> _Extracted entries_:

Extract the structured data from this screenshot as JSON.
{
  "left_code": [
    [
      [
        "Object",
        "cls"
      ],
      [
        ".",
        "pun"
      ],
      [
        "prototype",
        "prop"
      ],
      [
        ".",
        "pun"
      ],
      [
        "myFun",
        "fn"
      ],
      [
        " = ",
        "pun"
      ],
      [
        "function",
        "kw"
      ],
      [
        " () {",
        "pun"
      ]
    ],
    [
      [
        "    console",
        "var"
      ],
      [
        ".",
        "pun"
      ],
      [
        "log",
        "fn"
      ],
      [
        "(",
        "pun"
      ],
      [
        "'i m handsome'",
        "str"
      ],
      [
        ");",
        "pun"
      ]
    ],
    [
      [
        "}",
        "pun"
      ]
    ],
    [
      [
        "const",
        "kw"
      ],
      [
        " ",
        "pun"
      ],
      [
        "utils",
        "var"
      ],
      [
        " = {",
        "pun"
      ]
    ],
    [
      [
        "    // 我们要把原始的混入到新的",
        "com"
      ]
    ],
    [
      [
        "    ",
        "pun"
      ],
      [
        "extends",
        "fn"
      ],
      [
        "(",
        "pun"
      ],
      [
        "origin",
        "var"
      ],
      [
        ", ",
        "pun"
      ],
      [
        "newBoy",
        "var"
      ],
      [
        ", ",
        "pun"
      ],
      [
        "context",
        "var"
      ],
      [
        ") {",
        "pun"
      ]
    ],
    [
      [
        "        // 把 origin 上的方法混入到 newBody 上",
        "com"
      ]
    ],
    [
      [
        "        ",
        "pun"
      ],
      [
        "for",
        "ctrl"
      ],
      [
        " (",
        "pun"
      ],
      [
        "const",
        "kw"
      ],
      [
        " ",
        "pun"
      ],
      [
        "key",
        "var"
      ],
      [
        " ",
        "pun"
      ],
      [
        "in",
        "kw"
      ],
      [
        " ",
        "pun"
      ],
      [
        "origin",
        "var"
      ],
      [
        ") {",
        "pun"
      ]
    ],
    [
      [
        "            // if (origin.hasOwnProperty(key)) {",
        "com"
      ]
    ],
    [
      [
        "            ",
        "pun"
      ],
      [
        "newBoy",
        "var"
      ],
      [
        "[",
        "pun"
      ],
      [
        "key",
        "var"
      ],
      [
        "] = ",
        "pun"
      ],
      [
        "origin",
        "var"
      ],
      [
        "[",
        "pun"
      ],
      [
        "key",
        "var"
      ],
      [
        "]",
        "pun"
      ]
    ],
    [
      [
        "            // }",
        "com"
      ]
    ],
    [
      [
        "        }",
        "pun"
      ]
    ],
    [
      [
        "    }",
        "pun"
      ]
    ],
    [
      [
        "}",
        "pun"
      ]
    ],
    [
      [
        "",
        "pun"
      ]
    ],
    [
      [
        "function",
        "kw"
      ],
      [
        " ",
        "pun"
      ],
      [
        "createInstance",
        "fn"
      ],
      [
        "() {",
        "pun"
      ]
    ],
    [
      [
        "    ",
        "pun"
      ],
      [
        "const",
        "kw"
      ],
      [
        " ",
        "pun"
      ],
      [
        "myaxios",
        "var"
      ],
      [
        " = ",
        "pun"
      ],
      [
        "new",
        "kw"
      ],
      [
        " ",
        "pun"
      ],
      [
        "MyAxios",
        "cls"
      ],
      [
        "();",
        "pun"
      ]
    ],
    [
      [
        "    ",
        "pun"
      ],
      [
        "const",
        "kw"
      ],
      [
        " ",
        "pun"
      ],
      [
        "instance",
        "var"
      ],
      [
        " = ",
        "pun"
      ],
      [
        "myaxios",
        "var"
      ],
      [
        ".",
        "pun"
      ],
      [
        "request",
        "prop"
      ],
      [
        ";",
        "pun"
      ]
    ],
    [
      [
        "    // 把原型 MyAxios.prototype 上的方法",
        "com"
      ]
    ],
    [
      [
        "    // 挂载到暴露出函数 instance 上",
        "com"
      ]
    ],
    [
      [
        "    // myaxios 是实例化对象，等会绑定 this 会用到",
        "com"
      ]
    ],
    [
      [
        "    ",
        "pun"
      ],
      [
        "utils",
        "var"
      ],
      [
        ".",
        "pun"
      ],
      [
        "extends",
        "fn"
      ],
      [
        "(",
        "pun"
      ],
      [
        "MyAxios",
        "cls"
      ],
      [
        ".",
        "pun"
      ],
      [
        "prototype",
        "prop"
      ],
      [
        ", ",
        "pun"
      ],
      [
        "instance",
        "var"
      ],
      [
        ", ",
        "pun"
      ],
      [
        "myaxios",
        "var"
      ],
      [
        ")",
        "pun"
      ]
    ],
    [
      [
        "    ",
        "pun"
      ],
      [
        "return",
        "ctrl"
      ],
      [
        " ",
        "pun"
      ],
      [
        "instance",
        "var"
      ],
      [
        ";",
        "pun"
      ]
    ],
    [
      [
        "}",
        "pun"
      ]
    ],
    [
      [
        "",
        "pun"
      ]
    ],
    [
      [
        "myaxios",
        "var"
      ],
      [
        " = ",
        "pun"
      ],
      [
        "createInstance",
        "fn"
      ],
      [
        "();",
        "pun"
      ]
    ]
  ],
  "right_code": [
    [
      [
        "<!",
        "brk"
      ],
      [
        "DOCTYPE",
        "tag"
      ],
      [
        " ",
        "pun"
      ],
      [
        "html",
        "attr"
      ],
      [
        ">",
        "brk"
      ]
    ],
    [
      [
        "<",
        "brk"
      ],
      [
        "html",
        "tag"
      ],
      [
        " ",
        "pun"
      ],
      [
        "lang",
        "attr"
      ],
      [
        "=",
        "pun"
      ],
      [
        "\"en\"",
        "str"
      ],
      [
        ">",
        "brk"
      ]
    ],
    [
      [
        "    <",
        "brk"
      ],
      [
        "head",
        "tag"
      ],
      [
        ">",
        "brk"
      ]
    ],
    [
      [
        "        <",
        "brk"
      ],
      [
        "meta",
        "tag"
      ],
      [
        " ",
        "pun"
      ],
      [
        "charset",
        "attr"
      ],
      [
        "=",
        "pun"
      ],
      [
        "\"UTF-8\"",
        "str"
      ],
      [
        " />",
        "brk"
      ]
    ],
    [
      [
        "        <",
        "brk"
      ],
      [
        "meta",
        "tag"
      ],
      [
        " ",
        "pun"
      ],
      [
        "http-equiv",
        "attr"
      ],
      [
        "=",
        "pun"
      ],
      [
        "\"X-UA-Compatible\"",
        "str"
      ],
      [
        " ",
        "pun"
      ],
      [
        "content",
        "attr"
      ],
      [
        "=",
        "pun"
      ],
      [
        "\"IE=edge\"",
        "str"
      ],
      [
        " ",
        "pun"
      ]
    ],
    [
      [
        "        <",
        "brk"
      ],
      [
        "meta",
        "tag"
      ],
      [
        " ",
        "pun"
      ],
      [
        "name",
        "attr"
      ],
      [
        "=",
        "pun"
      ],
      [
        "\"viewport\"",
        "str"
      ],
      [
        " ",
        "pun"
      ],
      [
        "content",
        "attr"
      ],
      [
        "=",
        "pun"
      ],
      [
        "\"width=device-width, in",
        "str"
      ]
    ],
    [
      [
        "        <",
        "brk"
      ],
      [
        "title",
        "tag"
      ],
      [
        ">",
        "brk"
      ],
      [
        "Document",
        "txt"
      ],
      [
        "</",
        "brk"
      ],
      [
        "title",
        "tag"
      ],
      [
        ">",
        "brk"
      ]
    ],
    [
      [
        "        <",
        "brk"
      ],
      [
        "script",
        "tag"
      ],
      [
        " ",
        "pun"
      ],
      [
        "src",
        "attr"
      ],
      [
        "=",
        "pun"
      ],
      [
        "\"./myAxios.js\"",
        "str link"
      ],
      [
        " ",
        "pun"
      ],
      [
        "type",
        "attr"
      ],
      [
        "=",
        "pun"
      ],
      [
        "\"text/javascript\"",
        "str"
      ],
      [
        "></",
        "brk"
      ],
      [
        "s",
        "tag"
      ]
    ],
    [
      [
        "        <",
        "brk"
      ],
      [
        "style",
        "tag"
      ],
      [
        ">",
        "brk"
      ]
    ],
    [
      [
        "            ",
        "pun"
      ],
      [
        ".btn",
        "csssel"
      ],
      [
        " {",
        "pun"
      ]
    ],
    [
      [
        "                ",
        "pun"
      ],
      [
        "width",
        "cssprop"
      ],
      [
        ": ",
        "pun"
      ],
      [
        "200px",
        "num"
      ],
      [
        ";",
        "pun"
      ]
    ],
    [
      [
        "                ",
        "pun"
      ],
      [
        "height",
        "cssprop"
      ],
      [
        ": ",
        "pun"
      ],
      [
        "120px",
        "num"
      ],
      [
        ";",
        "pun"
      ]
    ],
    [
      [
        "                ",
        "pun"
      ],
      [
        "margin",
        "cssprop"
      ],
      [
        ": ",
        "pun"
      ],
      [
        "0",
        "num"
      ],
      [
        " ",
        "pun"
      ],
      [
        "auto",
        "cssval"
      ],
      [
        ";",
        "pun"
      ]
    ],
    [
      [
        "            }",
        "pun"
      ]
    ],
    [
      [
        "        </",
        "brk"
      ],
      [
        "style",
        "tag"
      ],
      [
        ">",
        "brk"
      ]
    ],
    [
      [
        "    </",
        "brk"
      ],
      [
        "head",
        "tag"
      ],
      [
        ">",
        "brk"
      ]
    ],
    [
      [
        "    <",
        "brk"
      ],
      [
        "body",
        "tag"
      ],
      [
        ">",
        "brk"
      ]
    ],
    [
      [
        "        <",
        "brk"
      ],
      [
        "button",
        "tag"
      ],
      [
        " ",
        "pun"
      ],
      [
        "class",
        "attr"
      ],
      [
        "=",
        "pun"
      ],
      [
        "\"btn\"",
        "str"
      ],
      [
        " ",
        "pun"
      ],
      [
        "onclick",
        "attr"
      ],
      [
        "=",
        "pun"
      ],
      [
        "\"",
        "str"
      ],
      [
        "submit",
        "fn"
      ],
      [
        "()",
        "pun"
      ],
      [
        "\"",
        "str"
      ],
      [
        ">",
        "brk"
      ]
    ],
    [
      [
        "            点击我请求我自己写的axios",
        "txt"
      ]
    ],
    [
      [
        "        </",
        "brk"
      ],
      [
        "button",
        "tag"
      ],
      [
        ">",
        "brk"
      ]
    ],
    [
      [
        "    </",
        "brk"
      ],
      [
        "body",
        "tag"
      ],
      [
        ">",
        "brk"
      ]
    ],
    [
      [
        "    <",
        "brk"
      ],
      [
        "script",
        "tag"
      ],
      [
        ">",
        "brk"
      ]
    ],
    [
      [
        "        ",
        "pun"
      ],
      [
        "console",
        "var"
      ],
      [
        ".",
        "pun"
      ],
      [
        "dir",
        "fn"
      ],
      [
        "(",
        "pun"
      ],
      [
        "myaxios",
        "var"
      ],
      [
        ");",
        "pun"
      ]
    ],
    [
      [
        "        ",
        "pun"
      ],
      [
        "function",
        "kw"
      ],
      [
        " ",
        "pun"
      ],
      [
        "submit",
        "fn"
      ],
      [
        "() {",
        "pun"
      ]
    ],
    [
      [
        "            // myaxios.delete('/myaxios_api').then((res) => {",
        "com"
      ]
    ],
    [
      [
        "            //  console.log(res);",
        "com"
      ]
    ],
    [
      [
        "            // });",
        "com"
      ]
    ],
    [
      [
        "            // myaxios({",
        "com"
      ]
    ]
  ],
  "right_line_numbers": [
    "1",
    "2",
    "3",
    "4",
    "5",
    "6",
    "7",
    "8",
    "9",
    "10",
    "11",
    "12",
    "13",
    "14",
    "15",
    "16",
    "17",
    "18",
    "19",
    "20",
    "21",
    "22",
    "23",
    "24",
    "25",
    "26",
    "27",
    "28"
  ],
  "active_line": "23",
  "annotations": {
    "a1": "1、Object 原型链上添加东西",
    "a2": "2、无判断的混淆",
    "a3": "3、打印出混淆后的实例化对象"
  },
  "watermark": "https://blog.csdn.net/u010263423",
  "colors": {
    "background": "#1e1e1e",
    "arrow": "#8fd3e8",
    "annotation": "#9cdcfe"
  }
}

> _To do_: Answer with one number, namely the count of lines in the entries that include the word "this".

> _Result_: 2